> **TRY IT**:
Write out every record exactly as it appears. Skip the pictures.

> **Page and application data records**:
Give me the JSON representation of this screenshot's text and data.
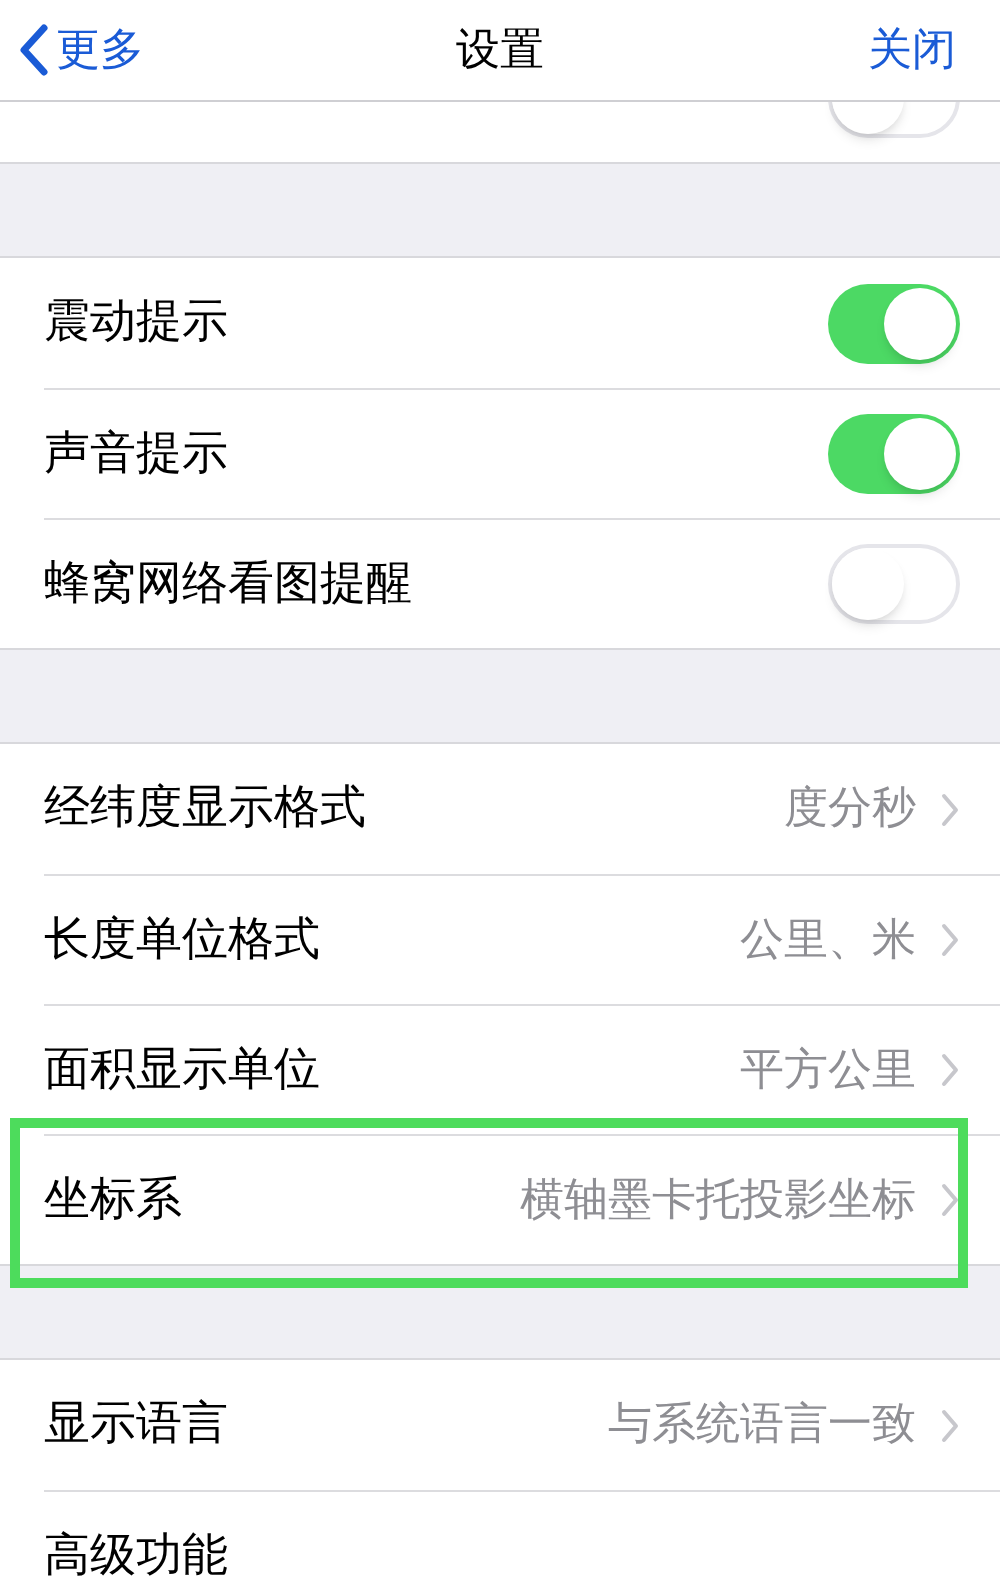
{
  "nav_bar": {
    "back": "更多",
    "title": "设置",
    "close": "关闭"
  },
  "sections": [
    {
      "items": [
        {
          "kind": "toggle",
          "on": false
        }
      ],
      "cut_top": true
    },
    {
      "items": [
        {
          "kind": "toggle",
          "label": "震动提示",
          "on": true
        },
        {
          "kind": "toggle",
          "label": "声音提示",
          "on": true
        },
        {
          "kind": "toggle",
          "label": "蜂窝网络看图提醒",
          "on": false
        }
      ]
    },
    {
      "items": [
        {
          "kind": "detail",
          "label": "经纬度显示格式",
          "value": "度分秒",
          "highlighted": false
        },
        {
          "kind": "detail",
          "label": "长度单位格式",
          "value": "公里、米",
          "highlighted": false
        },
        {
          "kind": "detail",
          "label": "面积显示单位",
          "value": "平方公里",
          "highlighted": false
        },
        {
          "kind": "detail",
          "label": "坐标系",
          "value": "横轴墨卡托投影坐标",
          "highlighted": true
        }
      ]
    },
    {
      "items": [
        {
          "kind": "detail",
          "label": "显示语言",
          "value": "与系统语言一致",
          "highlighted": false
        },
        {
          "kind": "plain",
          "label": "高级功能"
        }
      ]
    }
  ]
}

> **FINISHED TASK**:
Give me the JSON representation of this screenshot's text and data.
{
  "nav_bar": {
    "back": "更多",
    "title": "设置",
    "close": "关闭"
  },
  "sections": [
    {
      "items": [
        {
          "kind": "toggle",
          "on": false
        }
      ],
      "cut_top": true
    },
    {
      "items": [
        {
          "kind": "toggle",
          "label": "震动提示",
          "on": true
        },
        {
          "kind": "toggle",
          "label": "声音提示",
          "on": true
        },
        {
          "kind": "toggle",
          "label": "蜂窝网络看图提醒",
          "on": false
        }
      ]
    },
    {
      "items": [
        {
          "kind": "detail",
          "label": "经纬度显示格式",
          "value": "度分秒",
          "highlighted": false
        },
        {
          "kind": "detail",
          "label": "长度单位格式",
          "value": "公里、米",
          "highlighted": false
        },
        {
          "kind": "detail",
          "label": "面积显示单位",
          "value": "平方公里",
          "highlighted": false
        },
        {
          "kind": "detail",
          "label": "坐标系",
          "value": "横轴墨卡托投影坐标",
          "highlighted": true
        }
      ]
    },
    {
      "items": [
        {
          "kind": "detail",
          "label": "显示语言",
          "value": "与系统语言一致",
          "highlighted": false
        },
        {
          "kind": "plain",
          "label": "高级功能"
        }
      ]
    }
  ]
}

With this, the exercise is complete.